The Canadian National Exhibition (CNE) is known for its outrageous foods, and Toronto Public Health says that dozens of inspectors are working hard to make everything is up to code.
“Our opening day, we basically have around 20-odd inspectors that are down here,” said Toronto Public Health’s Environmental Health Officer Anthony Nikolopoulos. “And we try to visit and inspect everyone on the first day.”
About 200 inspections occurred last Friday and every food kiosk will get a second inspection this upcoming Friday.
Inspectors will examine restaurants in the CNE Food Building as well as drink stands, carts, kiosks and food trucks.
Dr. Howard Shapiro from Toronto Public Health says the inspectors look at everything from cross-contamination to temperature in order to prevent bacterial growth.

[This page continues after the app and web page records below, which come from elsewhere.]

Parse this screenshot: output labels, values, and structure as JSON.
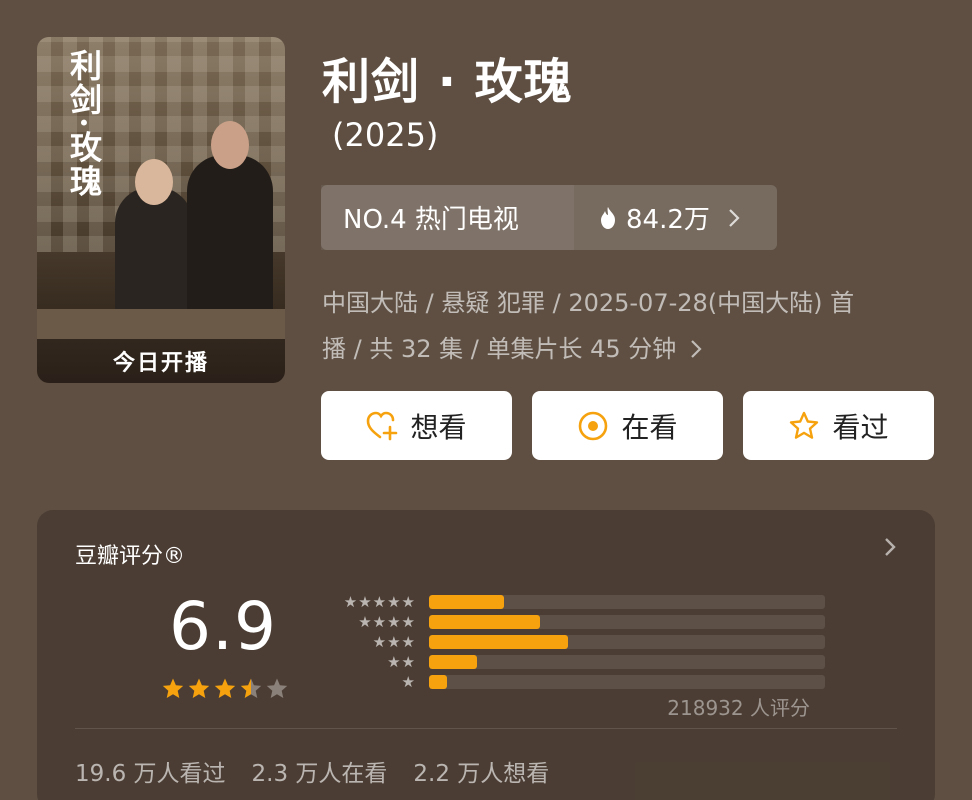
{
  "poster": {
    "title": "利剑·玫瑰",
    "banner": "今日开播"
  },
  "show": {
    "title": "利剑 · 玫瑰",
    "year": "(2025)"
  },
  "rank": {
    "label": "NO.4 热门电视",
    "heat": "84.2万",
    "flame_icon": "flame-icon",
    "chevron_icon": "chevron-right-icon"
  },
  "meta": {
    "line1": "中国大陆 / 悬疑 犯罪 / 2025-07-28(中国大陆) 首",
    "line2": "播 / 共 32 集 / 单集片长 45 分钟",
    "chevron_icon": "chevron-right-icon"
  },
  "actions": [
    {
      "label": "想看",
      "icon": "heart-plus-icon",
      "icon_color": "#f5a20e"
    },
    {
      "label": "在看",
      "icon": "target-icon",
      "icon_color": "#f5a20e"
    },
    {
      "label": "看过",
      "icon": "star-outline-icon",
      "icon_color": "#f5a20e"
    }
  ],
  "rating": {
    "title": "豆瓣评分®",
    "score": "6.9",
    "stars_value": 3.5,
    "stars_max": 5,
    "count": "218932 人评分",
    "distribution": [
      {
        "stars": 5,
        "fraction": 0.19
      },
      {
        "stars": 4,
        "fraction": 0.28
      },
      {
        "stars": 3,
        "fraction": 0.35
      },
      {
        "stars": 2,
        "fraction": 0.12
      },
      {
        "stars": 1,
        "fraction": 0.045
      }
    ],
    "accent": "#f5a20e",
    "stats": [
      "19.6 万人看过",
      "2.3 万人在看",
      "2.2 万人想看"
    ]
  }
}
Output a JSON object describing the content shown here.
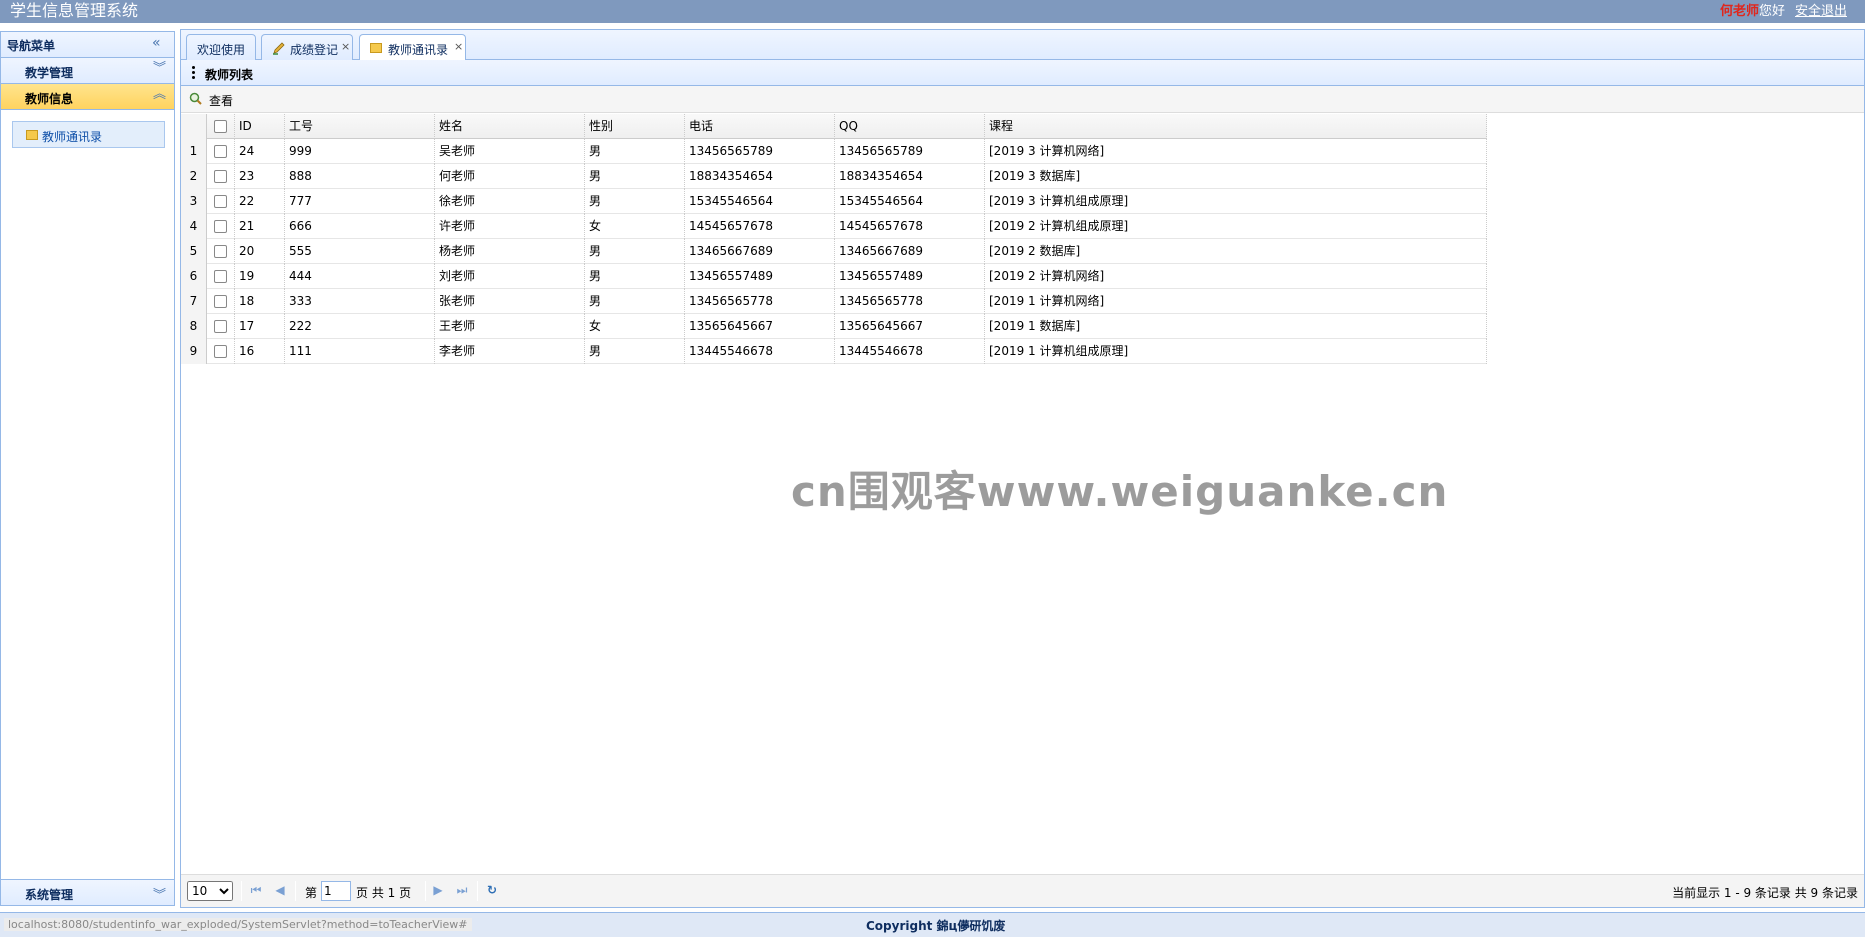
{
  "header": {
    "app_title": "学生信息管理系统",
    "user_name": "何老师",
    "greeting": "您好",
    "logout_label": "安全退出"
  },
  "nav": {
    "title": "导航菜单",
    "sections": [
      {
        "label": "教学管理"
      },
      {
        "label": "教师信息"
      }
    ],
    "active_item": "教师通讯录",
    "bottom_section": "系统管理"
  },
  "tabs": [
    {
      "label": "欢迎使用",
      "closable": false
    },
    {
      "label": "成绩登记",
      "closable": true
    },
    {
      "label": "教师通讯录",
      "closable": true
    }
  ],
  "tab_close_glyph": "×",
  "panel": {
    "title": "教师列表",
    "toolbar_view_label": "查看"
  },
  "grid": {
    "columns": [
      "ID",
      "工号",
      "姓名",
      "性别",
      "电话",
      "QQ",
      "课程"
    ],
    "rows": [
      {
        "rn": "1",
        "id": "24",
        "no": "999",
        "name": "吴老师",
        "sex": "男",
        "tel": "13456565789",
        "qq": "13456565789",
        "course": "[2019 3 计算机网络]"
      },
      {
        "rn": "2",
        "id": "23",
        "no": "888",
        "name": "何老师",
        "sex": "男",
        "tel": "18834354654",
        "qq": "18834354654",
        "course": "[2019 3 数据库]"
      },
      {
        "rn": "3",
        "id": "22",
        "no": "777",
        "name": "徐老师",
        "sex": "男",
        "tel": "15345546564",
        "qq": "15345546564",
        "course": "[2019 3 计算机组成原理]"
      },
      {
        "rn": "4",
        "id": "21",
        "no": "666",
        "name": "许老师",
        "sex": "女",
        "tel": "14545657678",
        "qq": "14545657678",
        "course": "[2019 2 计算机组成原理]"
      },
      {
        "rn": "5",
        "id": "20",
        "no": "555",
        "name": "杨老师",
        "sex": "男",
        "tel": "13465667689",
        "qq": "13465667689",
        "course": "[2019 2 数据库]"
      },
      {
        "rn": "6",
        "id": "19",
        "no": "444",
        "name": "刘老师",
        "sex": "男",
        "tel": "13456557489",
        "qq": "13456557489",
        "course": "[2019 2 计算机网络]"
      },
      {
        "rn": "7",
        "id": "18",
        "no": "333",
        "name": "张老师",
        "sex": "男",
        "tel": "13456565778",
        "qq": "13456565778",
        "course": "[2019 1 计算机网络]"
      },
      {
        "rn": "8",
        "id": "17",
        "no": "222",
        "name": "王老师",
        "sex": "女",
        "tel": "13565645667",
        "qq": "13565645667",
        "course": "[2019 1 数据库]"
      },
      {
        "rn": "9",
        "id": "16",
        "no": "111",
        "name": "李老师",
        "sex": "男",
        "tel": "13445546678",
        "qq": "13445546678",
        "course": "[2019 1 计算机组成原理]"
      }
    ]
  },
  "watermark": "cn围观客www.weiguanke.cn",
  "pager": {
    "page_size": "10",
    "page_prefix": "第",
    "page_value": "1",
    "page_suffix": "页 共 1 页",
    "info": "当前显示 1 - 9 条记录 共 9 条记录"
  },
  "footer": {
    "status_url": "localhost:8080/studentinfo_war_exploded/SystemServlet?method=toTeacherView#",
    "copyright": "Copyright 錦ц儚研饥废"
  },
  "colors": {
    "header_bg": "#7f99be",
    "accent_border": "#95b8e7",
    "active_section": "#ffd35f",
    "user_name": "#e0261c"
  }
}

“So you don’t have things like raw chicken dripping into the salad or something like that,” says Dr. Shapiro. “They’re also looking to make sure there’s things like pest control, so like cockroaches or rodents.”
The results of the food inspections are expected to be posted swiftly.
“All the inspections that will be done today will be available on the DineSafe website tonight at midnight.”
Executive Chef Matthew Bickerton says that while he loves the atmosphere at the CNE, weather proved to be a really safety challenge on Sunday. Heavy rains posed a real danger to their deep fryers.
“The wind and the rain would come in and pour into the hot oil which is at 350 degrees,” he explained. “We had to stop everything”.
At other times though, he says their deep fried food, which include deep fried Mars bars, Oreos and KitKats, are a great favourite with fair goers.